"The process of creating the Isu language was writing in reverse a history of how humans learned it from the Isu, and how it then evolved over time to become Proto-Indo-European," he adds. "I started from old languages in that family (Latin, Ancient Greek, Sanskrit, etc.) and academic reconstructions of what Proto-Indo-European could have been like, and worked my way backwards from there."
"Languages have an aesthetic to them, and as a creator, it’s great to have control over that."
A language created like this is usually referred to as a "conlang" (literally, constructed language), and it requires a lot of knowledge of how real languages work. Henry tells me he's been conlanging professionally for years, but even with all that experience, creating the Isu language wasn't exactly the easiest of jobs.
"The biggest challenge was to find a balance between credibility as an ancestor to real languages and artistic intent. Languages have an aesthetic to them, and as a creator, it’s great to have control over that," he says. "But at the same time, I wanted to make sure it fits the lore we had decided for it. Sometimes that meant letting natural linguistic (de)evolution drive the creation process. In a sense, I feel like I discovered this language as much as I created it!"
Another difficulty Henry faced was trying to make the language connect with the existing lore of Assassin's Creed. Previous games already have various symbols and glyphs that artists have used, and Henry tells me he wanted to use some of these pre-existing bits to make it feel as though the language had always been there.
Once players began exploring Valhalla they could uncover the Isu language in all its glory. It took just two months after the game's release for some lingo-savvy fans to decipher it, figuring out the rules by studying some of the in-game translations to help them work out untranslated text.

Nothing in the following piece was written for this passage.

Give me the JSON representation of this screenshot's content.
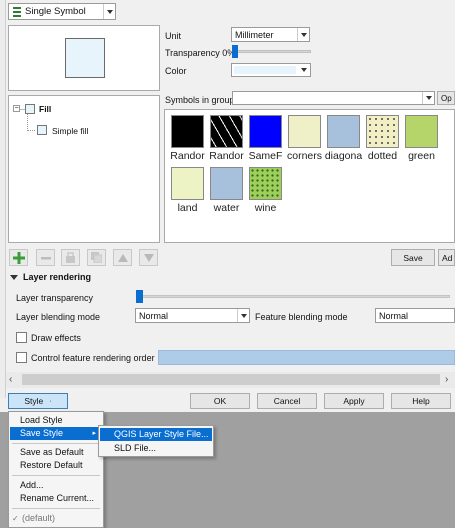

"We completely intended for the community to decipher some of the language, but I would have never imagined that they would go as far as they did," Henry tells me. "They managed to break down words and rules that I didn't even think could be identified! I am amazed by their passion and dedication. As a creator when you see this, it really makes the effort worth it."
Seeing as the language has been mostly figured out now, I wondered how doable it would be to learn to read, write and speak it. Henry reminds me that the Isu language is designed for an advanced race who have a sixth sense, so there are aspects of it that we could never truly comprehend. Despite that, the answer is still yes, you can learn it - as well as a simple human possibly could, anyway.
He says he actually recorded an "Isu 101" video for Gudmundur Thorvaldsson and Chantel Riley (the voice actors for Valhalla characters Sigurd Styrbjornsson and Layla Hassan), so could understand how to speak their Isu lines. The only problem with the language is that there aren't really any words for normal things we'd want to talk about in 2021.
"They would have to discuss engineering the human species, the end of the world, or other topics of interest to the Isu..."
"The community has done a tremendous work breaking down the vocabulary, syntax, grammar, numerals and pronunciation from the extracts found in-game. From this, I think anyone interested enough would be able to speak and write basic sentences," Henry tells me. "However, they would have to discuss engineering the human species, the end of the world, or other topics of interest to the Isu whose writings are found in the game. Otherwise, they will be a bit short on vocabulary!"
Well, I suppose these could be things we talk about in 2021. The year is young. If you fancy learning Isu yourself, Henry says they might consider releasing more official info on it in the future, but they don't exactly have plans to release a grammar book. Ubisoft want to keep a few mysteries to themselves, after all, so for now you're stuck with studying the texts in Valhalla. That's doesn't seem too bad a deal though, as Henry puts it:
"What better way to learn than to play?"